For most people, the term “environmental justice” is about as elusive as a BP representative when confronted with paying for the gulf oil spill disaster. However, the most basic definition is intuitive — it is the intersection of environmental issues and social justice. Some classic examples are of toxic waste treatment facilities that are placed disproportionately in communities of color and of lower income, causing cancer and other diseases at significantly higher rates than anywhere else. This kind of discrimination does not necessarily stem from hate but from something equally disturbing: convenience. By targeting communities that do not have access to legal resources or environmental education, corporations are able to get away with slow, disease-ridden murder.
Environmental justice is a useful lens through which to view global climate problems, since communities that are most likely to be affected by the disastrous climate-changing choices of pollution-producing nations are those that already have fewer resources. This means that our choices as the number one, per capita, pollution-producing nation in the world do not just affect the environment in the abstract; not just trees and hippie stuff. It means our choices also affect real people — people who do not have the means to escape the dirty air and dirty water that our choices effectively force on them.
A prime example of environmental justice is happening right here in Santa Barbara county. Hydraulic fracturing is the process of injecting water and chemicals deep into the earth in order to release natural gas and other deposits, and it has occurred near Goleta in the past six months. Although energy companies claim this process is entirely safe, most of them refuse to release the list of chemicals they use. Furthermore, there have been numerous instances across the nation of chemical leakages into aquifers, resulting in residents literally being able to light their tap water on fire. Situations like these speak to the need for education and activism on the environmental justice front.
To learn more about fracking, visit EAB’s table in the Arbor from 10 a.m. to 3 p.m. today and watch the film “Gasland” at 4 p.m. in the Multi Purpose Room of the SRB, where an Environmental Defense Center attorney will be available to answer questions about fracking in Santa Barbara County. Another environmental justice event that EAB will be hosting is a discussion with local Comanche speaker Pete Crowheart at 12:30 p.m. in the SRB 2nd Floor Conference Room to share how his community has been affected by changes in their local environment.
Cassie Belden is a fourth-year psychology and environmental studies major.
Factoids: Did you know that African Americans are 79 percent more likely than Whites to live in neighborhoods where industrial pollution is suspected of causing the greatest health dangers?

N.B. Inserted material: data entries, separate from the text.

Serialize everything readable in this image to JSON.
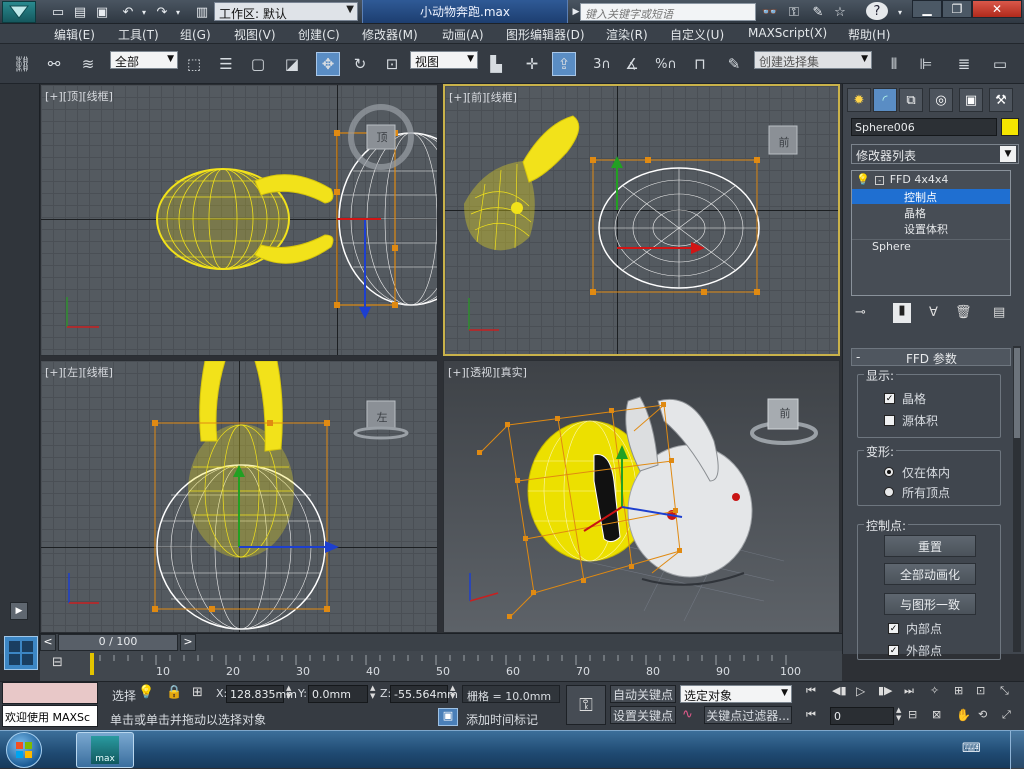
{
  "titlebar": {
    "workspace_label": "工作区: 默认",
    "file_name": "小动物奔跑.max",
    "search_placeholder": "键入关键字或短语",
    "help_icon": "?"
  },
  "menu": [
    "编辑(E)",
    "工具(T)",
    "组(G)",
    "视图(V)",
    "创建(C)",
    "修改器(M)",
    "动画(A)",
    "图形编辑器(D)",
    "渲染(R)",
    "自定义(U)",
    "MAXScript(X)",
    "帮助(H)"
  ],
  "toolbar": {
    "selection_filter": "全部",
    "ref_coord": "视图",
    "named_selection": "创建选择集",
    "snap_3": "3",
    "snap_percent": "%"
  },
  "viewports": {
    "top": {
      "label": "[+][顶][线框]"
    },
    "front": {
      "label": "[+][前][线框]"
    },
    "left": {
      "label": "[+][左][线框]"
    },
    "perspective": {
      "label": "[+][透视][真实]"
    }
  },
  "viewcube": {
    "top": "顶",
    "front": "前",
    "left": "左",
    "persp_face": "前"
  },
  "command_panel": {
    "object_name": "Sphere006",
    "object_color": "#f5e500",
    "modifier_list_label": "修改器列表",
    "stack": [
      {
        "label": "FFD 4x4x4",
        "level": 0
      },
      {
        "label": "控制点",
        "level": 1,
        "selected": true
      },
      {
        "label": "晶格",
        "level": 1
      },
      {
        "label": "设置体积",
        "level": 1
      },
      {
        "label": "Sphere",
        "level": 0
      }
    ],
    "rollout_title": "FFD 参数",
    "rollout_collapse": "-",
    "display_group": "显示:",
    "lattice_label": "晶格",
    "lattice_checked": true,
    "source_volume_label": "源体积",
    "source_volume_checked": false,
    "deform_group": "变形:",
    "only_in_volume": "仅在体内",
    "all_vertices": "所有顶点",
    "control_points_group": "控制点:",
    "reset_btn": "重置",
    "animate_all_btn": "全部动画化",
    "conform_btn": "与图形一致",
    "inside_points_label": "内部点",
    "inside_points_checked": true,
    "outside_points_label": "外部点",
    "outside_points_checked": true
  },
  "timeline": {
    "frame_display": "0 / 100",
    "prev": "<",
    "next": ">",
    "ticks": [
      "10",
      "20",
      "30",
      "40",
      "50",
      "60",
      "70",
      "80",
      "90",
      "100"
    ]
  },
  "status": {
    "welcome": "欢迎使用 MAXSc",
    "select_label": "选择",
    "x_label": "X:",
    "x_value": "128.835mm",
    "y_label": "Y:",
    "y_value": "0.0mm",
    "z_label": "Z:",
    "z_value": "-55.564mm",
    "grid_label": "栅格 = 10.0mm",
    "prompt": "单击或单击并拖动以选择对象",
    "add_time_tag": "添加时间标记",
    "auto_key": "自动关键点",
    "set_key": "设置关键点",
    "key_mode_select": "选定对象",
    "key_filters": "关键点过滤器...",
    "frame_field": "0"
  },
  "taskbar": {
    "max_label": "max"
  }
}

The Commission for Racial Justice contends that “approximately half of all Native Americans live in communities with an uncontrolled toxic waste site.”